====== RECORDS SUPPLIED ======
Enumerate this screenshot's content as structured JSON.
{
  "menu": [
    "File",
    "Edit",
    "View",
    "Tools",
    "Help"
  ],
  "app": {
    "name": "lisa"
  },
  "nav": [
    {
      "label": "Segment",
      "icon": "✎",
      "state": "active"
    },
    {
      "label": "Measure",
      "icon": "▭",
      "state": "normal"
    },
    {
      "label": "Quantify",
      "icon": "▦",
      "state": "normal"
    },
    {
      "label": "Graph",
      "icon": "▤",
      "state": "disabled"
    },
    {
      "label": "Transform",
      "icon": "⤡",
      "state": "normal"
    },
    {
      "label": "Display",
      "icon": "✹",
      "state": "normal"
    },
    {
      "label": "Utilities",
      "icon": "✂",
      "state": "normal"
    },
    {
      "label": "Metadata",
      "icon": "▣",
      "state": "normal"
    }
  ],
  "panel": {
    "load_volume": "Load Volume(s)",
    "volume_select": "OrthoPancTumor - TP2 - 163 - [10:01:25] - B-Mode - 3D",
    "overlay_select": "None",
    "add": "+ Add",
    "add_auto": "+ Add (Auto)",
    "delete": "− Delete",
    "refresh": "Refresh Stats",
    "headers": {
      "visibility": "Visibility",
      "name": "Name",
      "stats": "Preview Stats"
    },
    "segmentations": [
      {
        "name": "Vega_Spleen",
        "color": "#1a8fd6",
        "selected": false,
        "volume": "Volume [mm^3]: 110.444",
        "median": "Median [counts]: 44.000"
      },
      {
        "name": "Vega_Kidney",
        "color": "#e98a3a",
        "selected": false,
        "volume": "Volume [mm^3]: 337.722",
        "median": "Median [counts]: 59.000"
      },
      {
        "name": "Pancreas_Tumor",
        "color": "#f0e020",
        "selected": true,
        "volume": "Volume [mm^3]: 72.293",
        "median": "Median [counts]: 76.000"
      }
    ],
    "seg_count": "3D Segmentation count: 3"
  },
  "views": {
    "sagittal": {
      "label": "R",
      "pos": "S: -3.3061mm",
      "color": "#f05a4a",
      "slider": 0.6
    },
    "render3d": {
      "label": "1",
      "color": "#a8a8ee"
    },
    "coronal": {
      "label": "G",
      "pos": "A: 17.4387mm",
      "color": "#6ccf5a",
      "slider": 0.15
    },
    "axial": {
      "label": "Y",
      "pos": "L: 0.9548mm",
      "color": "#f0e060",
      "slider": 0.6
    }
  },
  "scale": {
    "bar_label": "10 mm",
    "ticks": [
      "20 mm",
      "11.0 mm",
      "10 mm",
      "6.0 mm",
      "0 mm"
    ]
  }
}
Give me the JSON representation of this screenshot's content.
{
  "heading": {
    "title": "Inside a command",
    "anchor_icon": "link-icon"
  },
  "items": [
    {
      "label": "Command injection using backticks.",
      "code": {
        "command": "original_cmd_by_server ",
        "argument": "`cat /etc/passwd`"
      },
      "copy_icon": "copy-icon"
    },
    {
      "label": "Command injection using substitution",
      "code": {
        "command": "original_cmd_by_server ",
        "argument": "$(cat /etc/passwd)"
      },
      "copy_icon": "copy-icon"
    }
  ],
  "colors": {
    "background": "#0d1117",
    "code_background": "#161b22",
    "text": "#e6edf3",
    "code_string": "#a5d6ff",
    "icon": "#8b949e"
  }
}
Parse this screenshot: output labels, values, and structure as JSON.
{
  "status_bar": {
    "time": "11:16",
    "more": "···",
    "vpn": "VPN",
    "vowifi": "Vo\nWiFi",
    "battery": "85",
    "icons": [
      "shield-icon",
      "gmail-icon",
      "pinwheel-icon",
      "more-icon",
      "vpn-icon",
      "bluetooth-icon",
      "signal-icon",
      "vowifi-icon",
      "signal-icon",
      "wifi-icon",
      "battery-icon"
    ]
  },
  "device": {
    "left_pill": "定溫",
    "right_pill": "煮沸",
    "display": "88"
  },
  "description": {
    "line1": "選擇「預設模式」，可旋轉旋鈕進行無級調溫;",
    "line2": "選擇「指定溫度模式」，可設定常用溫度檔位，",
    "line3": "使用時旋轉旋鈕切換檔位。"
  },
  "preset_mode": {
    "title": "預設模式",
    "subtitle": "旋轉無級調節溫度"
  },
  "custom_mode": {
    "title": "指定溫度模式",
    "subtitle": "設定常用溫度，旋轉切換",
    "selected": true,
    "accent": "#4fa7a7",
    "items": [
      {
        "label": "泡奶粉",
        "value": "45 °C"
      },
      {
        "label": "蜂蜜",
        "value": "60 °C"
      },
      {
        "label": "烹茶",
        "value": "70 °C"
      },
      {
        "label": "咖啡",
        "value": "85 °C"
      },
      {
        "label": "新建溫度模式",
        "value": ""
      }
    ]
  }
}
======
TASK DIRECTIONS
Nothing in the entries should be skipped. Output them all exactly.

TASK RESULT
Enumerate this screenshot's content as structured JSON.
{
  "menu": [
    "File",
    "Edit",
    "View",
    "Tools",
    "Help"
  ],
  "app": {
    "name": "lisa"
  },
  "nav": [
    {
      "label": "Segment",
      "icon": "✎",
      "state": "active"
    },
    {
      "label": "Measure",
      "icon": "▭",
      "state": "normal"
    },
    {
      "label": "Quantify",
      "icon": "▦",
      "state": "normal"
    },
    {
      "label": "Graph",
      "icon": "▤",
      "state": "disabled"
    },
    {
      "label": "Transform",
      "icon": "⤡",
      "state": "normal"
    },
    {
      "label": "Display",
      "icon": "✹",
      "state": "normal"
    },
    {
      "label": "Utilities",
      "icon": "✂",
      "state": "normal"
    },
    {
      "label": "Metadata",
      "icon": "▣",
      "state": "normal"
    }
  ],
  "panel": {
    "load_volume": "Load Volume(s)",
    "volume_select": "OrthoPancTumor - TP2 - 163 - [10:01:25] - B-Mode - 3D",
    "overlay_select": "None",
    "add": "+ Add",
    "add_auto": "+ Add (Auto)",
    "delete": "− Delete",
    "refresh": "Refresh Stats",
    "headers": {
      "visibility": "Visibility",
      "name": "Name",
      "stats": "Preview Stats"
    },
    "segmentations": [
      {
        "name": "Vega_Spleen",
        "color": "#1a8fd6",
        "selected": false,
        "volume": "Volume [mm^3]: 110.444",
        "median": "Median [counts]: 44.000"
      },
      {
        "name": "Vega_Kidney",
        "color": "#e98a3a",
        "selected": false,
        "volume": "Volume [mm^3]: 337.722",
        "median": "Median [counts]: 59.000"
      },
      {
        "name": "Pancreas_Tumor",
        "color": "#f0e020",
        "selected": true,
        "volume": "Volume [mm^3]: 72.293",
        "median": "Median [counts]: 76.000"
      }
    ],
    "seg_count": "3D Segmentation count: 3"
  },
  "views": {
    "sagittal": {
      "label": "R",
      "pos": "S: -3.3061mm",
      "color": "#f05a4a",
      "slider": 0.6
    },
    "render3d": {
      "label": "1",
      "color": "#a8a8ee"
    },
    "coronal": {
      "label": "G",
      "pos": "A: 17.4387mm",
      "color": "#6ccf5a",
      "slider": 0.15
    },
    "axial": {
      "label": "Y",
      "pos": "L: 0.9548mm",
      "color": "#f0e060",
      "slider": 0.6
    }
  },
  "scale": {
    "bar_label": "10 mm",
    "ticks": [
      "20 mm",
      "11.0 mm",
      "10 mm",
      "6.0 mm",
      "0 mm"
    ]
  }
}
Give me the JSON representation of this screenshot's content.
{
  "heading": {
    "title": "Inside a command",
    "anchor_icon": "link-icon"
  },
  "items": [
    {
      "label": "Command injection using backticks.",
      "code": {
        "command": "original_cmd_by_server ",
        "argument": "`cat /etc/passwd`"
      },
      "copy_icon": "copy-icon"
    },
    {
      "label": "Command injection using substitution",
      "code": {
        "command": "original_cmd_by_server ",
        "argument": "$(cat /etc/passwd)"
      },
      "copy_icon": "copy-icon"
    }
  ],
  "colors": {
    "background": "#0d1117",
    "code_background": "#161b22",
    "text": "#e6edf3",
    "code_string": "#a5d6ff",
    "icon": "#8b949e"
  }
}
Parse this screenshot: output labels, values, and structure as JSON.
{
  "status_bar": {
    "time": "11:16",
    "more": "···",
    "vpn": "VPN",
    "vowifi": "Vo\nWiFi",
    "battery": "85",
    "icons": [
      "shield-icon",
      "gmail-icon",
      "pinwheel-icon",
      "more-icon",
      "vpn-icon",
      "bluetooth-icon",
      "signal-icon",
      "vowifi-icon",
      "signal-icon",
      "wifi-icon",
      "battery-icon"
    ]
  },
  "device": {
    "left_pill": "定溫",
    "right_pill": "煮沸",
    "display": "88"
  },
  "description": {
    "line1": "選擇「預設模式」，可旋轉旋鈕進行無級調溫;",
    "line2": "選擇「指定溫度模式」，可設定常用溫度檔位，",
    "line3": "使用時旋轉旋鈕切換檔位。"
  },
  "preset_mode": {
    "title": "預設模式",
    "subtitle": "旋轉無級調節溫度"
  },
  "custom_mode": {
    "title": "指定溫度模式",
    "subtitle": "設定常用溫度，旋轉切換",
    "selected": true,
    "accent": "#4fa7a7",
    "items": [
      {
        "label": "泡奶粉",
        "value": "45 °C"
      },
      {
        "label": "蜂蜜",
        "value": "60 °C"
      },
      {
        "label": "烹茶",
        "value": "70 °C"
      },
      {
        "label": "咖啡",
        "value": "85 °C"
      },
      {
        "label": "新建溫度模式",
        "value": ""
      }
    ]
  }
}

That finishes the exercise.